For a long time, the commonly held belief among psychologists was that willpower is like a muscle - it gets fatigued after use, but over time it can become stronger. Also, the general consensus is that we have one common pool of willpower - so after spending a day studying instead of watching reality tv reruns, you just might find yourself unable to resist the temptation of that delicious chocolate cake. Operating under this assumption, scores of research studies showed that people get depleted after engaging in a task that requires willpower.
A quick digression: one famous task used in psychological research that examines interference and self control is called the Stroop Task. This task requires you to read a list of words out loud. In the classic version, the words are a list of colors, such as 'yellow,' 'red,' and 'blue' and you have to read them as quickly as you can. Sounds easy right? Not so fast. The words are all colored. Give it a quick try below:
First read off these:
Not too bad huh?
Now try these:
Was that more difficult? Imaging having to do this for 50+ words. Think you'd start feeling depleted? People typically do since it requires control to override the desire to say the color the word is printed in. And when people are exhausted from engaging in other depleting tasks, they take much longer to say the correct word and make more mistakes.
|Can you power through?|
These effects weren't just for performing better on a stroop task, they also found that students who believed that willpower was a limited resource at the beginning of the semester were more likely to report eating unhealthy food and procrastinating studying during finals week.
And just to drive the point home, because I think these effects are so cool. Here is an example graph of one of their findings:
The above graph shows that only people who were depleted and believed that willpower/self control is a limited resource did worse on subsequent tasks that required self control (the black bar on the far right). People who believed that willpower wasn't a limited resource showed no signs of depletion (white bar on the right).
The bottom line? Believing in an unending supply of willpower might just help you power through your next difficult task or give you the strength to resist that chocolate cake at the end of a long day! (if that's what you want of course. Sometimes a slice of chocolate cake is just what you need).
Do you believe willpower is a limited resource? If so, do you think this article might change your beliefs?

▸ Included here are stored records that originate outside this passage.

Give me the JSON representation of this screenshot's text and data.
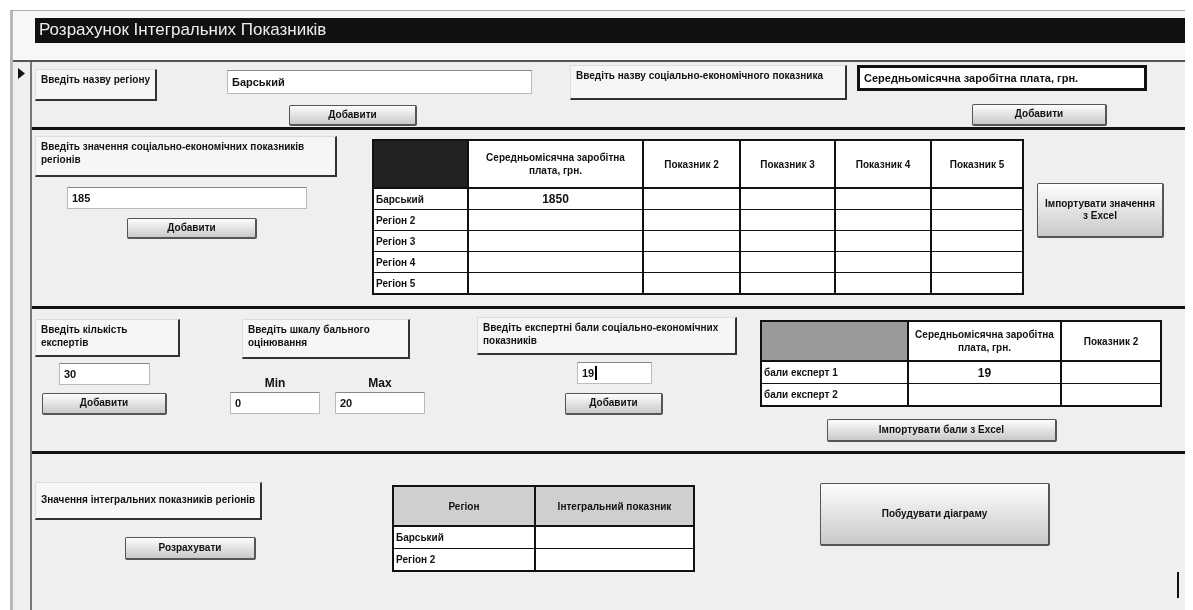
{
  "window": {
    "title": "Розрахунок Інтегральних Показників"
  },
  "region_entry": {
    "label": "Введіть назву регіону",
    "field": {
      "value": "Барський",
      "outlined": false
    },
    "button": "Добавити"
  },
  "indicator_entry": {
    "label": "Введіть назву соціально-економічного показника",
    "field": {
      "value": "Середньомісячна заробітна плата, грн.",
      "outlined": true
    },
    "button": "Добавити"
  },
  "values_entry": {
    "label": "Введіть значення соціально-економічних показників регіонів",
    "field": {
      "value": "185",
      "outlined": false
    },
    "button": "Добавити"
  },
  "values_table": {
    "dark_corner": true,
    "columns": [
      "Середньомісячна заробітна плата, грн.",
      "Показник 2",
      "Показник 3",
      "Показник 4",
      "Показник 5"
    ],
    "rows": [
      {
        "label": "Барський",
        "values": [
          "1850"
        ]
      },
      {
        "label": "Регіон 2"
      },
      {
        "label": "Регіон 3"
      },
      {
        "label": "Регіон 4"
      },
      {
        "label": "Регіон 5"
      }
    ]
  },
  "import_values_button": "Імпортувати значення з Excel",
  "experts_entry": {
    "label": "Введіть кількість експертів",
    "field": {
      "value": "30",
      "outlined": false
    },
    "button": "Добавити"
  },
  "scale_entry": {
    "label": "Введіть шкалу бального оцінювання",
    "min": {
      "label": "Min",
      "value": "0"
    },
    "max": {
      "label": "Max",
      "value": "20"
    }
  },
  "scores_entry": {
    "label": "Введіть експертні бали соціально-економічних показників",
    "field": {
      "value": "19",
      "outlined": false,
      "caret": true
    },
    "button": "Добавити"
  },
  "scores_table": {
    "dark_corner": false,
    "columns": [
      "Середньомісячна заробітна плата, грн.",
      "Показник 2"
    ],
    "rows": [
      {
        "label": "бали експерт 1",
        "values": [
          "19"
        ]
      },
      {
        "label": "бали експерт 2"
      }
    ]
  },
  "import_scores_button": "Імпортувати бали з Excel",
  "results_label": "Значення інтегральних показників регіонів",
  "calculate_button": "Розрахувати",
  "results_table": {
    "header_shaded": true,
    "columns": [
      "Регіон",
      "Інтегральний показник"
    ],
    "rows": [
      {
        "label": "Барський"
      },
      {
        "label": "Регіон 2"
      }
    ]
  },
  "chart_button": "Побудувати діаграму"
}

Job, V., Dweck, C., & Walton, G. (2010). Ego Depletion--Is It All in Your Head?: Implicit Theories About Willpower Affect Self-Regulation Psychological Science, 21 (11), 1686-1693 DOI: 10.1177/0956797610384745